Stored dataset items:

# # # # # # #

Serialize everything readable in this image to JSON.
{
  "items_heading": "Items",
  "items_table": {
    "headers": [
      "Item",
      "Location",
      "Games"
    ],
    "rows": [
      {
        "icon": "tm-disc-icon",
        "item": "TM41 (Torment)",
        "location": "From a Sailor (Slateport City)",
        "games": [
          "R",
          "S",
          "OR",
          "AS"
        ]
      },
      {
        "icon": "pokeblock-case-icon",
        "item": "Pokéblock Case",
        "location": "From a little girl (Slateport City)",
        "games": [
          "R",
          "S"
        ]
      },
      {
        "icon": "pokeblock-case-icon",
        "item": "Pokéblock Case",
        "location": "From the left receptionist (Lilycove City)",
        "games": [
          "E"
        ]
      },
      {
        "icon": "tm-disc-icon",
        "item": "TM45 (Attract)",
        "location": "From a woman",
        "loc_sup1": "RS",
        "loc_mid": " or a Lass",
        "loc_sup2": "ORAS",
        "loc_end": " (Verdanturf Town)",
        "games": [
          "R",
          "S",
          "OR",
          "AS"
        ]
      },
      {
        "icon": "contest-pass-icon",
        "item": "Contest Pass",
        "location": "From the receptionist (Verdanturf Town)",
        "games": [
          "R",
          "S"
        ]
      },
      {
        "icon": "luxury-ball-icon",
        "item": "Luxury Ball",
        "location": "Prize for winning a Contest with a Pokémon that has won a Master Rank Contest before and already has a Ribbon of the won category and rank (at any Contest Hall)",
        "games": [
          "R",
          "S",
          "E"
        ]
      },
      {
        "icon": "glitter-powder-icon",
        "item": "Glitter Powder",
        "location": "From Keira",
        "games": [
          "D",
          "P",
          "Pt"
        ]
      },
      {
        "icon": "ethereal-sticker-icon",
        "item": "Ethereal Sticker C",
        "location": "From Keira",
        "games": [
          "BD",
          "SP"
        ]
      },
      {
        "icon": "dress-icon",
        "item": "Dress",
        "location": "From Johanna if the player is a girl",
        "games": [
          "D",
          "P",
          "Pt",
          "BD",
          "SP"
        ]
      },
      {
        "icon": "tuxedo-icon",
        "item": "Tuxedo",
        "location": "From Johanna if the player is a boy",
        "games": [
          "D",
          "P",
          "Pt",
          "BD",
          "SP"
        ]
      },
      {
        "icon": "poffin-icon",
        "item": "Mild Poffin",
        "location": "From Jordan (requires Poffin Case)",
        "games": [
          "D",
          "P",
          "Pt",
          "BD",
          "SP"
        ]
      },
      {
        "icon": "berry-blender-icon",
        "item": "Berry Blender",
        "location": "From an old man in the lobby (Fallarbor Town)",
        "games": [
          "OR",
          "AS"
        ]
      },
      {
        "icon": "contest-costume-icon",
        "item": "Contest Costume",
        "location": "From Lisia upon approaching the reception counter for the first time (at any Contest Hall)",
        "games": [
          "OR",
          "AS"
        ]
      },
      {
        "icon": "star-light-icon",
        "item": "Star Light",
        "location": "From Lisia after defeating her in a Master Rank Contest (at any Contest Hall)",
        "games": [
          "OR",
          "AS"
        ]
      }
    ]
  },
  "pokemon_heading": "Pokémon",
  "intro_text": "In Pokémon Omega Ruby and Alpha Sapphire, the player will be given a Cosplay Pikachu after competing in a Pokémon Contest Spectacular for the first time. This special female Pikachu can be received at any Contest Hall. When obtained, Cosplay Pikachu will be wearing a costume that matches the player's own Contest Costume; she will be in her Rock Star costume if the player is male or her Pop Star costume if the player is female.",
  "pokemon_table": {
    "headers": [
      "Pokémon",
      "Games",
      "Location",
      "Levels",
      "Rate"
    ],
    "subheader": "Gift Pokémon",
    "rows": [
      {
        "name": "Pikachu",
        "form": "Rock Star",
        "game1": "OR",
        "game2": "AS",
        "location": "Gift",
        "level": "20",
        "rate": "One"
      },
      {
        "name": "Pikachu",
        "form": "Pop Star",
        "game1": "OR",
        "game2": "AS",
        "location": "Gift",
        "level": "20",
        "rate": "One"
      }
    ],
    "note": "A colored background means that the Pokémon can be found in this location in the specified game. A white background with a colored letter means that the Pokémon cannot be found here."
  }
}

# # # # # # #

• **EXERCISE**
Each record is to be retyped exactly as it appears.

• **PROBLEM SOLUTION**
Serialize everything readable in this image to JSON.
{
  "items_heading": "Items",
  "items_table": {
    "headers": [
      "Item",
      "Location",
      "Games"
    ],
    "rows": [
      {
        "icon": "tm-disc-icon",
        "item": "TM41 (Torment)",
        "location": "From a Sailor (Slateport City)",
        "games": [
          "R",
          "S",
          "OR",
          "AS"
        ]
      },
      {
        "icon": "pokeblock-case-icon",
        "item": "Pokéblock Case",
        "location": "From a little girl (Slateport City)",
        "games": [
          "R",
          "S"
        ]
      },
      {
        "icon": "pokeblock-case-icon",
        "item": "Pokéblock Case",
        "location": "From the left receptionist (Lilycove City)",
        "games": [
          "E"
        ]
      },
      {
        "icon": "tm-disc-icon",
        "item": "TM45 (Attract)",
        "location": "From a woman",
        "loc_sup1": "RS",
        "loc_mid": " or a Lass",
        "loc_sup2": "ORAS",
        "loc_end": " (Verdanturf Town)",
        "games": [
          "R",
          "S",
          "OR",
          "AS"
        ]
      },
      {
        "icon": "contest-pass-icon",
        "item": "Contest Pass",
        "location": "From the receptionist (Verdanturf Town)",
        "games": [
          "R",
          "S"
        ]
      },
      {
        "icon": "luxury-ball-icon",
        "item": "Luxury Ball",
        "location": "Prize for winning a Contest with a Pokémon that has won a Master Rank Contest before and already has a Ribbon of the won category and rank (at any Contest Hall)",
        "games": [
          "R",
          "S",
          "E"
        ]
      },
      {
        "icon": "glitter-powder-icon",
        "item": "Glitter Powder",
        "location": "From Keira",
        "games": [
          "D",
          "P",
          "Pt"
        ]
      },
      {
        "icon": "ethereal-sticker-icon",
        "item": "Ethereal Sticker C",
        "location": "From Keira",
        "games": [
          "BD",
          "SP"
        ]
      },
      {
        "icon": "dress-icon",
        "item": "Dress",
        "location": "From Johanna if the player is a girl",
        "games": [
          "D",
          "P",
          "Pt",
          "BD",
          "SP"
        ]
      },
      {
        "icon": "tuxedo-icon",
        "item": "Tuxedo",
        "location": "From Johanna if the player is a boy",
        "games": [
          "D",
          "P",
          "Pt",
          "BD",
          "SP"
        ]
      },
      {
        "icon": "poffin-icon",
        "item": "Mild Poffin",
        "location": "From Jordan (requires Poffin Case)",
        "games": [
          "D",
          "P",
          "Pt",
          "BD",
          "SP"
        ]
      },
      {
        "icon": "berry-blender-icon",
        "item": "Berry Blender",
        "location": "From an old man in the lobby (Fallarbor Town)",
        "games": [
          "OR",
          "AS"
        ]
      },
      {
        "icon": "contest-costume-icon",
        "item": "Contest Costume",
        "location": "From Lisia upon approaching the reception counter for the first time (at any Contest Hall)",
        "games": [
          "OR",
          "AS"
        ]
      },
      {
        "icon": "star-light-icon",
        "item": "Star Light",
        "location": "From Lisia after defeating her in a Master Rank Contest (at any Contest Hall)",
        "games": [
          "OR",
          "AS"
        ]
      }
    ]
  },
  "pokemon_heading": "Pokémon",
  "intro_text": "In Pokémon Omega Ruby and Alpha Sapphire, the player will be given a Cosplay Pikachu after competing in a Pokémon Contest Spectacular for the first time. This special female Pikachu can be received at any Contest Hall. When obtained, Cosplay Pikachu will be wearing a costume that matches the player's own Contest Costume; she will be in her Rock Star costume if the player is male or her Pop Star costume if the player is female.",
  "pokemon_table": {
    "headers": [
      "Pokémon",
      "Games",
      "Location",
      "Levels",
      "Rate"
    ],
    "subheader": "Gift Pokémon",
    "rows": [
      {
        "name": "Pikachu",
        "form": "Rock Star",
        "game1": "OR",
        "game2": "AS",
        "location": "Gift",
        "level": "20",
        "rate": "One"
      },
      {
        "name": "Pikachu",
        "form": "Pop Star",
        "game1": "OR",
        "game2": "AS",
        "location": "Gift",
        "level": "20",
        "rate": "One"
      }
    ],
    "note": "A colored background means that the Pokémon can be found in this location in the specified game. A white background with a colored letter means that the Pokémon cannot be found here."
  }
}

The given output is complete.